Ask him why he wants to delay, what his hesitation or concern is about. Try to set aside your own views temporarily (which is really hard to do!) and just listen—pretend he’s your best friend talking to you about a spouse who isn’t you. Reflect back to him what you’ve heard him say, and ask if you’ve accurately captured his perspective. For most people, feeling heard will immediately lower the tension level, and make them more open to hearing your viewpoint.
2. Acknowledge your own concerns about becoming a parent again
Many people are reluctant to acknowledge any ambivalence—it’s somehow not considered socially acceptable. But as I always remind clients, it’s really the only non-reversible decision that we make in life. You can always change your career path, sell your house, or divorce. But how often do you make a life-long commitment to someone that you’ve never met?
Parenthood brings with it a loss of sleep, loss of personal or free time, a shift in marital dynamics and financial pressure as well as joy. It’s far too great of an undertaking not to have at least a few flickering doubts about jumping in again. Maybe he’d feel better if he knew he wasn’t the only one with some ambivalence lurking in the shadows.
3. Explore family legacy issues and other concerns
People who have been raised in an intact family where there was a lot of happiness, fun, and love might feel ready to embark on parenthood without a lot of exploration. People who had less than ideal circumstances might have some baggage they need to sort through before feeling ready.
Maybe there’s a fear of repeating negative patterns of emotional, verbal, physical, or sexual abuse. Or maybe your partner is watching friends grow their families and is worried that your relationship will end up like what he sees around him. Whatever the concerns, they’re worth exploring, whether that’s in conversation with each other, in a journal, with each of you reflecting quietly on your own, or in counseling.
4. List the obstacles, and then brain storm possible solutions

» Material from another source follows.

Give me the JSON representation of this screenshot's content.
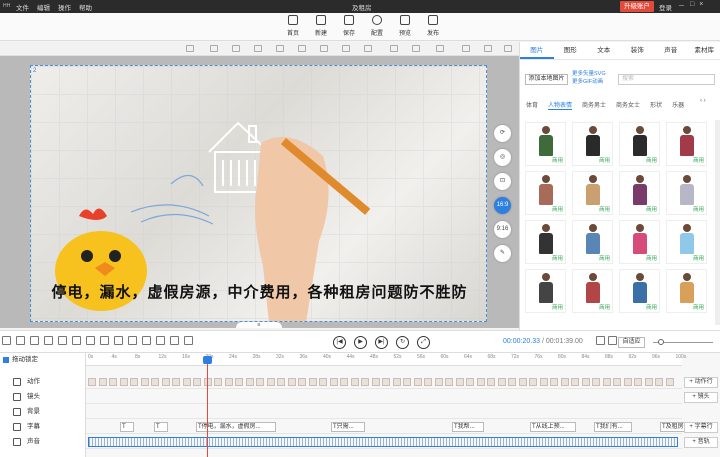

Define the criteria. “We don’t have enough money for another baby” is different than “I want to have X in our savings account before we conceive again.” Is it important that you live close to extended family for support and help with childcare, and you currently don’t? Does one or the other of you need a job with better benefits or more job security? Maybe it’s a trip he wants the two of you to be able to take that wouldn’t be feasible with more kids, or some changes to the house.
It can help to be specific about goals or criteria that you both agree to meet before conceiving, while also remembering that life is full of the unexpected, and there is never a perfect time to have a baby.
5. Take breaks from hashing it out all the time
Endless protracted conversations—especially if each of you is just reiterating the same points over and over again without any progress in compromising or understanding each other—are counterproductive, with each person tending to just dig their heels in more firmly.
You might agree to table the issue for a given period of time and revisit it again at agreed upon time intervals. Some internal shifts are likely to occur during those “break” periods.
6. Enlist the help of a therapist if need be
If the two of you are both entrenched in your positions, having trouble hearing each other, or if the issue is beginning to cause real tension and unhappiness in your marriage, a neutral third party can be very helpful in sorting out the issues and developing a plan with you.
7. Remember the places where you are aligned
Perhaps it’s on the very concept that you do both, in fact, want to have children at some point. Maybe you agree on the way in which you want to parent your children, the values and beliefs that are important to you about how you raise your children. Remind yourself about the big picture. Having another baby is important, yes, but so is making sure that your marriage is on solid ground before you take the plunge.
In the long run, you will be on much more solid ground because you waited until both of you were feeling ready—or as ready as anyone can be for such a momentous change.